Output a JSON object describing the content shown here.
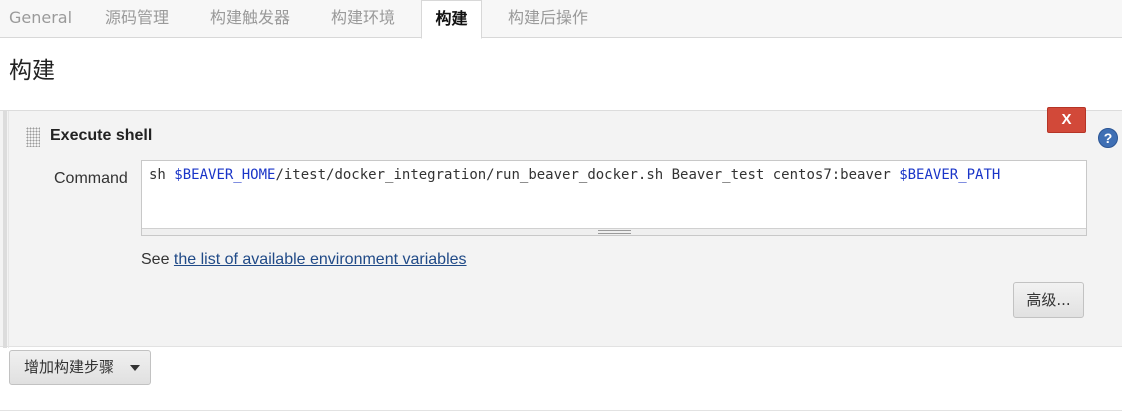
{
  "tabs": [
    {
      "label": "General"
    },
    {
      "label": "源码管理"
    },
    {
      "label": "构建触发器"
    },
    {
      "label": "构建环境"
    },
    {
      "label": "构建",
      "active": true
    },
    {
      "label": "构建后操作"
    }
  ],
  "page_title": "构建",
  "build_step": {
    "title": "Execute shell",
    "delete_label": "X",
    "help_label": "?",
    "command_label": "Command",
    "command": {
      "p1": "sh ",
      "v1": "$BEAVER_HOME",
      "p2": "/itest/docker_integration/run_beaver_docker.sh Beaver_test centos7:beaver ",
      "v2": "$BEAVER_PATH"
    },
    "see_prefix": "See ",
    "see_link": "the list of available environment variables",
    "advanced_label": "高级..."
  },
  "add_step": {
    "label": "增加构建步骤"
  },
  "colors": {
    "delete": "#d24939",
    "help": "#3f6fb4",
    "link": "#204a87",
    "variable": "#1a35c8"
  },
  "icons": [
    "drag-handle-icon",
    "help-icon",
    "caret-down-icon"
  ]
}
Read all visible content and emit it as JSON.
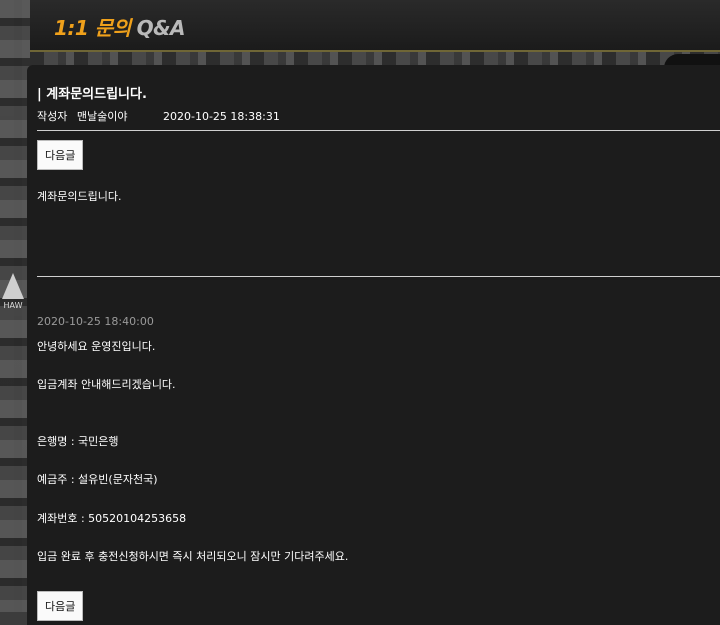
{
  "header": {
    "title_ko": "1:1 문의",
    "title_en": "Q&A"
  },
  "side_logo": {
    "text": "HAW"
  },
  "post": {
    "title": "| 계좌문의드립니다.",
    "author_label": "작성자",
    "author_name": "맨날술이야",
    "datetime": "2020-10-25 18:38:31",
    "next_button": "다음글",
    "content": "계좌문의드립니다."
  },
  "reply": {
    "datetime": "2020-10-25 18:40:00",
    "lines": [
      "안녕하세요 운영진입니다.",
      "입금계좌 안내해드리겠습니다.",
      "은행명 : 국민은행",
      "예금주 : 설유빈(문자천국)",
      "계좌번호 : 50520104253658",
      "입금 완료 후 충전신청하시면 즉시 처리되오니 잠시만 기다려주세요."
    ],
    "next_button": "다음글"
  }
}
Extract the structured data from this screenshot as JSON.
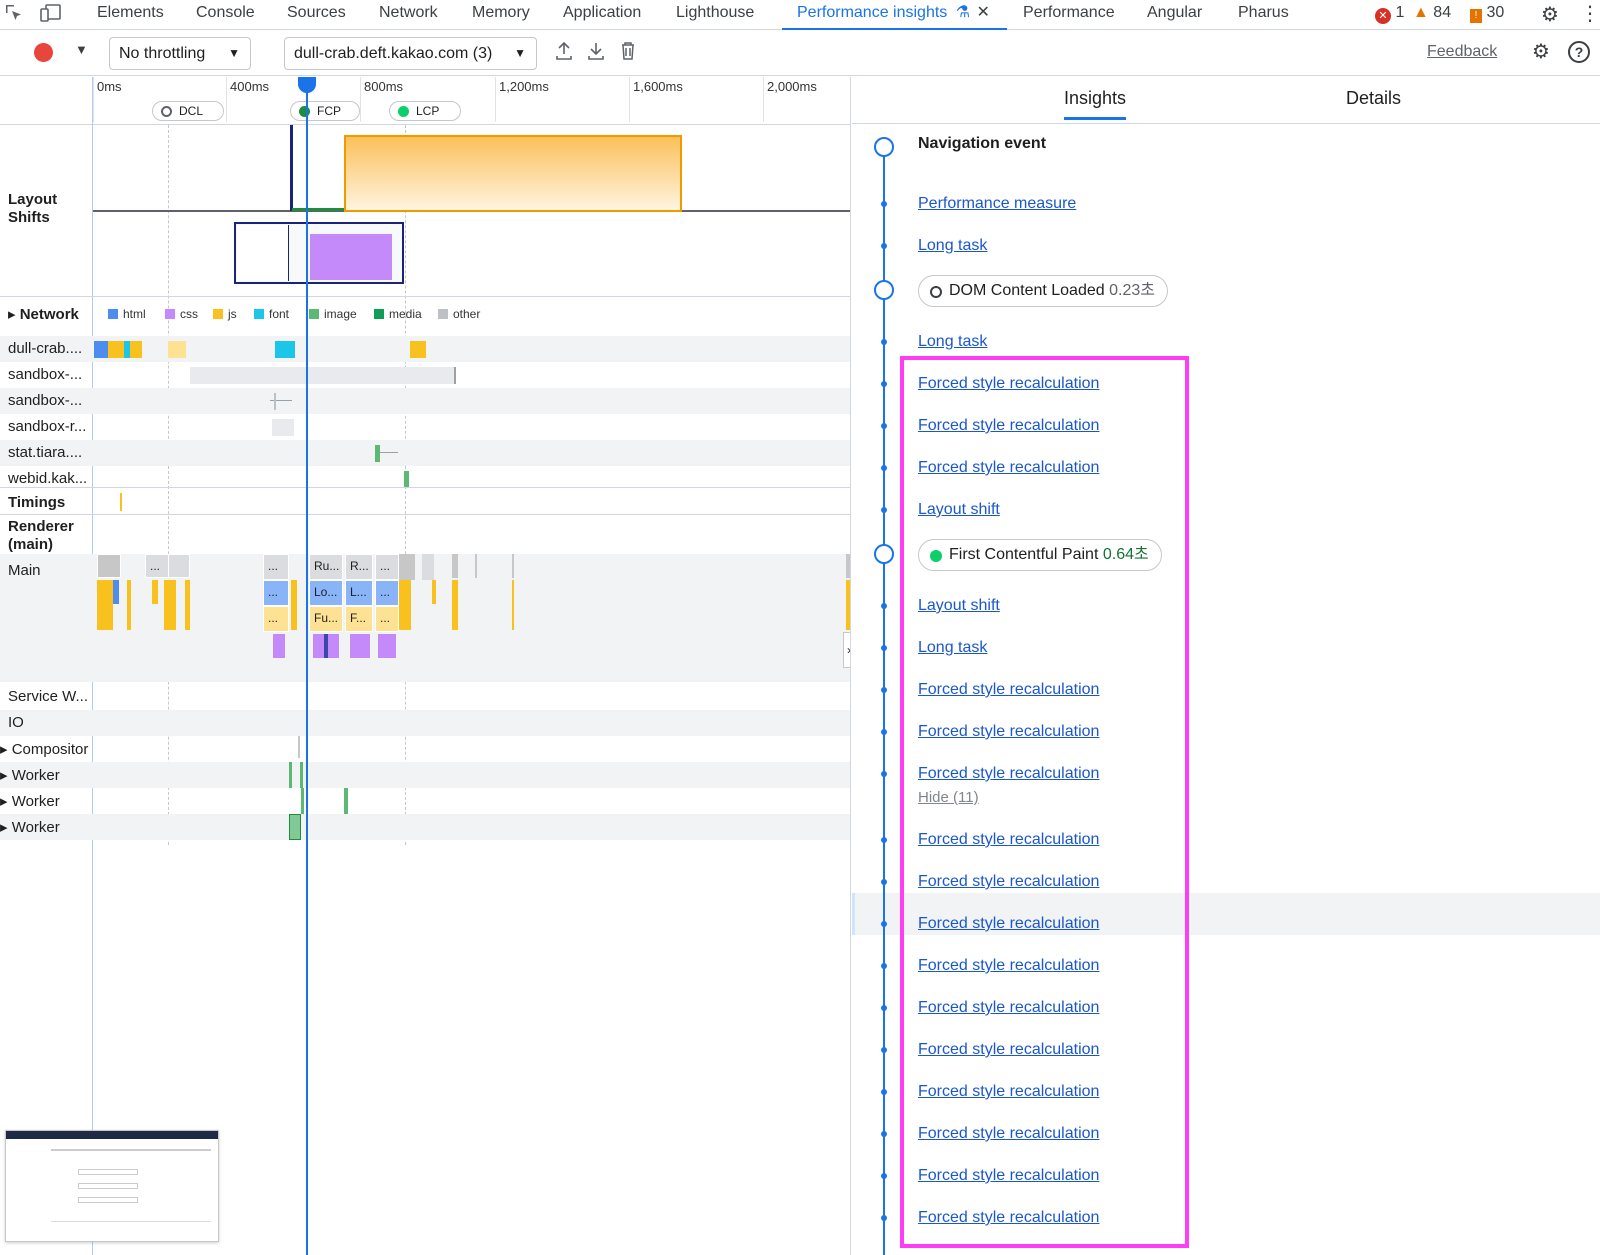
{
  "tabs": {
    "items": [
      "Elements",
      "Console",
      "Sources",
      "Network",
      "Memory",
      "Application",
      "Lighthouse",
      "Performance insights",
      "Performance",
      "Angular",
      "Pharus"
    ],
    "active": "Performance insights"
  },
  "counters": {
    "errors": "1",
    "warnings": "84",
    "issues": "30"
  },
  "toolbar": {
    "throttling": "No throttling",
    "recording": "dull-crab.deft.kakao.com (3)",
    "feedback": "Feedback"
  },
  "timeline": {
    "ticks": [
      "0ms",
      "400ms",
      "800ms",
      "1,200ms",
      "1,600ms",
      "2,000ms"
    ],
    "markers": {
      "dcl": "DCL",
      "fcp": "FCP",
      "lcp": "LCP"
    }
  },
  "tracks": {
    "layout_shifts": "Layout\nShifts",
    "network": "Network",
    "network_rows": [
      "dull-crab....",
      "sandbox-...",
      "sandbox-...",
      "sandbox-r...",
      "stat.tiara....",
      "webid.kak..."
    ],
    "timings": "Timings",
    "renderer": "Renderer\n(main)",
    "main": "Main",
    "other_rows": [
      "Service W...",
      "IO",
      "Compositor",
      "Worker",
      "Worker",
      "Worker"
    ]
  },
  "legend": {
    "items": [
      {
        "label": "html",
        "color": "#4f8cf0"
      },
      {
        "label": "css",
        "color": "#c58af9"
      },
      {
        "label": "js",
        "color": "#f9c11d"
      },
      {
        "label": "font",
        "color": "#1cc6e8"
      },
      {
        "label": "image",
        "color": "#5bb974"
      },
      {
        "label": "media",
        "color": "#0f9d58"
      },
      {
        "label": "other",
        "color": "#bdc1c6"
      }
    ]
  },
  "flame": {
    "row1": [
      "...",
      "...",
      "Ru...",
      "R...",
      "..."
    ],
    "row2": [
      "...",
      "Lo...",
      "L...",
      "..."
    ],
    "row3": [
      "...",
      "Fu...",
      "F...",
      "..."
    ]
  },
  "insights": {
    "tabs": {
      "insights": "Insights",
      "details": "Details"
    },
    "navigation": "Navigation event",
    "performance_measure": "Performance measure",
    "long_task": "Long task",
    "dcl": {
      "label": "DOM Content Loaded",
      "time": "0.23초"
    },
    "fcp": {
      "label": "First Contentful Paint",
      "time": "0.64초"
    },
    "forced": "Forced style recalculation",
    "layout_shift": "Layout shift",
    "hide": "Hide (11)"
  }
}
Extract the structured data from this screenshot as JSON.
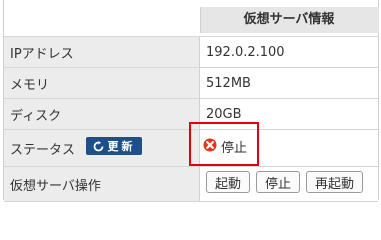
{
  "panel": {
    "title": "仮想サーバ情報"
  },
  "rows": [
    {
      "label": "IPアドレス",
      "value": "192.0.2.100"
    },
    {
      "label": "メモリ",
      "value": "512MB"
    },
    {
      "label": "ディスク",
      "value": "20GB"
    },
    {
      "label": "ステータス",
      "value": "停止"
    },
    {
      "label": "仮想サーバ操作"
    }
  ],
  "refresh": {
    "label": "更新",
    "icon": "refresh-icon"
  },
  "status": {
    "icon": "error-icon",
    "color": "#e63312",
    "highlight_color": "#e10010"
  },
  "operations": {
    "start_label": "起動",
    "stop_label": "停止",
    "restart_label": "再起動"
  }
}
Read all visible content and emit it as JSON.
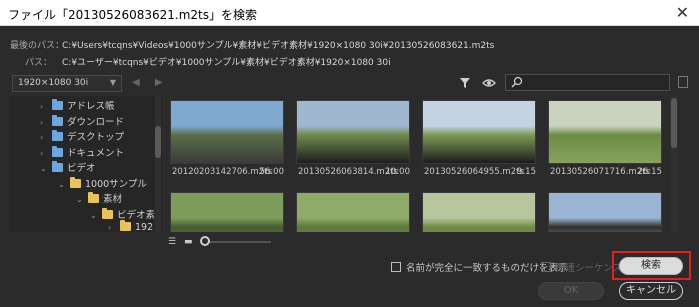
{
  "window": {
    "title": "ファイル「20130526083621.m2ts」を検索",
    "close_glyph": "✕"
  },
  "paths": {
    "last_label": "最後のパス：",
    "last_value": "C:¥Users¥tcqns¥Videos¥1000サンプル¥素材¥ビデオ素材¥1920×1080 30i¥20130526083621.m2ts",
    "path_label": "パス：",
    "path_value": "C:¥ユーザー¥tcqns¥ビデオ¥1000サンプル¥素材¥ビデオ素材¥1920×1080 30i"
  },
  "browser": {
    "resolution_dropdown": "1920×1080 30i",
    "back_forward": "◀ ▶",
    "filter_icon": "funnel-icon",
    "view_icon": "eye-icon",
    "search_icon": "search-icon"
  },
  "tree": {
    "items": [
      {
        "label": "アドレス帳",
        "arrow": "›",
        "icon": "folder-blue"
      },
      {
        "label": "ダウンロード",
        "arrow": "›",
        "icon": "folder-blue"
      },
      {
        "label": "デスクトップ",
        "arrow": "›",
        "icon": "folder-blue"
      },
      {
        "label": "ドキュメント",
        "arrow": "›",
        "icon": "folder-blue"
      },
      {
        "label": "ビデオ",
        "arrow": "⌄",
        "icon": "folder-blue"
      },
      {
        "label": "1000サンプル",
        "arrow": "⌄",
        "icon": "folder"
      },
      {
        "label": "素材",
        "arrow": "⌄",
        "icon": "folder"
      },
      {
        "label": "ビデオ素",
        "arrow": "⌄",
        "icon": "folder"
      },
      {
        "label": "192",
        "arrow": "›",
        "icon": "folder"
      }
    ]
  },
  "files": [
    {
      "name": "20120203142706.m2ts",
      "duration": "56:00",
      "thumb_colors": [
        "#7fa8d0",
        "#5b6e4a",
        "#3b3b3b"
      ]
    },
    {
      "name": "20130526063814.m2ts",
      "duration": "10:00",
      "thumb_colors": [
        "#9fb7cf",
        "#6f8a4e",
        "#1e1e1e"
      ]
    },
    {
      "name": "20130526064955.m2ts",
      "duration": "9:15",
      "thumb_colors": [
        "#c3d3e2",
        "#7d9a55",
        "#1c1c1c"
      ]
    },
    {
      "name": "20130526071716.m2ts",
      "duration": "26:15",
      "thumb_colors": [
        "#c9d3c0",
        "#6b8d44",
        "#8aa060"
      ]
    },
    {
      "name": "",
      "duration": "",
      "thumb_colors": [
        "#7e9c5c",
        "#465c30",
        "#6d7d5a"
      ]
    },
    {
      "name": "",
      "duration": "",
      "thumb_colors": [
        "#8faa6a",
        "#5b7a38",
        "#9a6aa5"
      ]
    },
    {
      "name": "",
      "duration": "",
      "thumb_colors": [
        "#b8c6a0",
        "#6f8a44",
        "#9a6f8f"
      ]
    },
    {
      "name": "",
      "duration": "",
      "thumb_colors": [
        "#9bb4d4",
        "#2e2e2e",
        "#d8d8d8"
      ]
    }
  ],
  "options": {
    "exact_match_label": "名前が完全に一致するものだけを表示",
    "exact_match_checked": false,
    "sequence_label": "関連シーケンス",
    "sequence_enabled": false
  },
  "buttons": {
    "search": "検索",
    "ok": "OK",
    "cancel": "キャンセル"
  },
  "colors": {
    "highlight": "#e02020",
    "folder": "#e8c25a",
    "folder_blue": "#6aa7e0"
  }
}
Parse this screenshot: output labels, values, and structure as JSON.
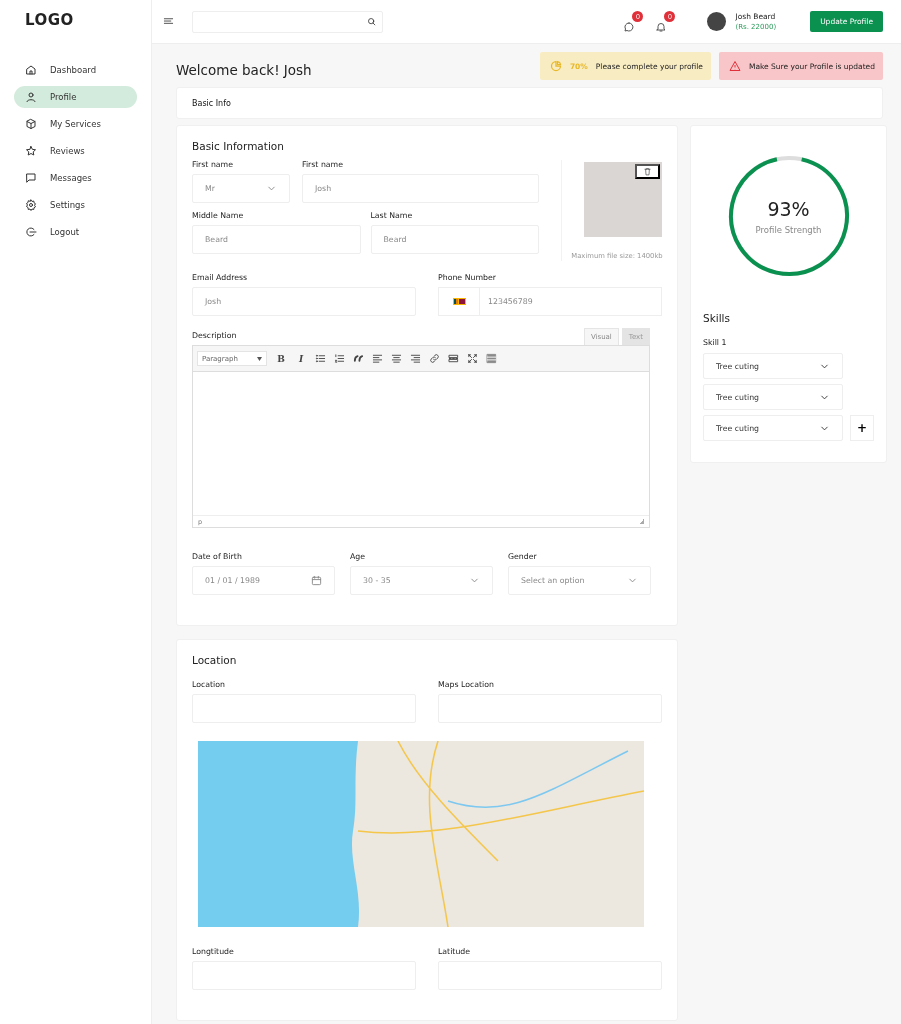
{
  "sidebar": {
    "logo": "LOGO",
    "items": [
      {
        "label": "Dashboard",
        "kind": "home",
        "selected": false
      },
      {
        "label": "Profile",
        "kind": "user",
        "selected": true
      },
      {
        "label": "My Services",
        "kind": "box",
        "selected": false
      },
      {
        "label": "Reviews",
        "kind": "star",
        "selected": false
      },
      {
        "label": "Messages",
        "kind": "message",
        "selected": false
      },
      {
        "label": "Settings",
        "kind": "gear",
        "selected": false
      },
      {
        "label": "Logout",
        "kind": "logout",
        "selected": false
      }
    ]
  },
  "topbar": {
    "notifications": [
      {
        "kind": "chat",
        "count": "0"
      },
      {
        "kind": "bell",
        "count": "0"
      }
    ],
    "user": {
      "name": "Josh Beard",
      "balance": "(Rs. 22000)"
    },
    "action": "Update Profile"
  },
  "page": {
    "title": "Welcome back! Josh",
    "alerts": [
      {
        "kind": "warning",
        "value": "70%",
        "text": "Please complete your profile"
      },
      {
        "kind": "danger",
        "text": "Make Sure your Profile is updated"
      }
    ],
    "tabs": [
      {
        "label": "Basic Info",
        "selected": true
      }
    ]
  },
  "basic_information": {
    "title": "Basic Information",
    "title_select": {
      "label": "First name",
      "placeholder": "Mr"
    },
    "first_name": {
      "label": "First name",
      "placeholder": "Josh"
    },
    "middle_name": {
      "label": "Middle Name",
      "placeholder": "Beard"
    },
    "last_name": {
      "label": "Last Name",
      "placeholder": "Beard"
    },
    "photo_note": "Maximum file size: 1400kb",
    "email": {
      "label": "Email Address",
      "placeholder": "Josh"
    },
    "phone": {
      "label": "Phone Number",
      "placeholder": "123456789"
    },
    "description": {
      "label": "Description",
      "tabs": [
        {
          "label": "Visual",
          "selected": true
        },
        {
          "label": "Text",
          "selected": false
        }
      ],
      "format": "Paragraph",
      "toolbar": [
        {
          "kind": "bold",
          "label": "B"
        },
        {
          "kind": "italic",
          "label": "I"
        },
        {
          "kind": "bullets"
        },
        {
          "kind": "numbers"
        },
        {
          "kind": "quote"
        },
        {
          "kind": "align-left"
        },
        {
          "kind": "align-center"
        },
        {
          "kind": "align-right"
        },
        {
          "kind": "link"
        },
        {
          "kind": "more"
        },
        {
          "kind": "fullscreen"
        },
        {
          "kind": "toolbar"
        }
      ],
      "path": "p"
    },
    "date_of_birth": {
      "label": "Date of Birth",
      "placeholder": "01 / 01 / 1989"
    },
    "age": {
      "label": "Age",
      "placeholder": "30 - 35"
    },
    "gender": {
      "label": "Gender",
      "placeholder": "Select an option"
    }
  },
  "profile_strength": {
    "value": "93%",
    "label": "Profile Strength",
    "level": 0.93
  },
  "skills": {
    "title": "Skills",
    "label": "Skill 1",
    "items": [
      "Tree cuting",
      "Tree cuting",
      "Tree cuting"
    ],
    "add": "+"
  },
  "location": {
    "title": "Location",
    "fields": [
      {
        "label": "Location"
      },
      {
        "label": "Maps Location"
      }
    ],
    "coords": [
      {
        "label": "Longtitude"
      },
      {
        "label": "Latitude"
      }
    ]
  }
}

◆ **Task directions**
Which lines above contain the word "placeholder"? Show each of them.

◆ **Response**
      "placeholder": "Mr"
      "placeholder": "Josh"
      "placeholder": "Beard"
      "placeholder": "Beard"
      "placeholder": "Josh"
      "placeholder": "123456789"
      "placeholder": "01 / 01 / 1989"
      "placeholder": "30 - 35"
      "placeholder": "Select an option"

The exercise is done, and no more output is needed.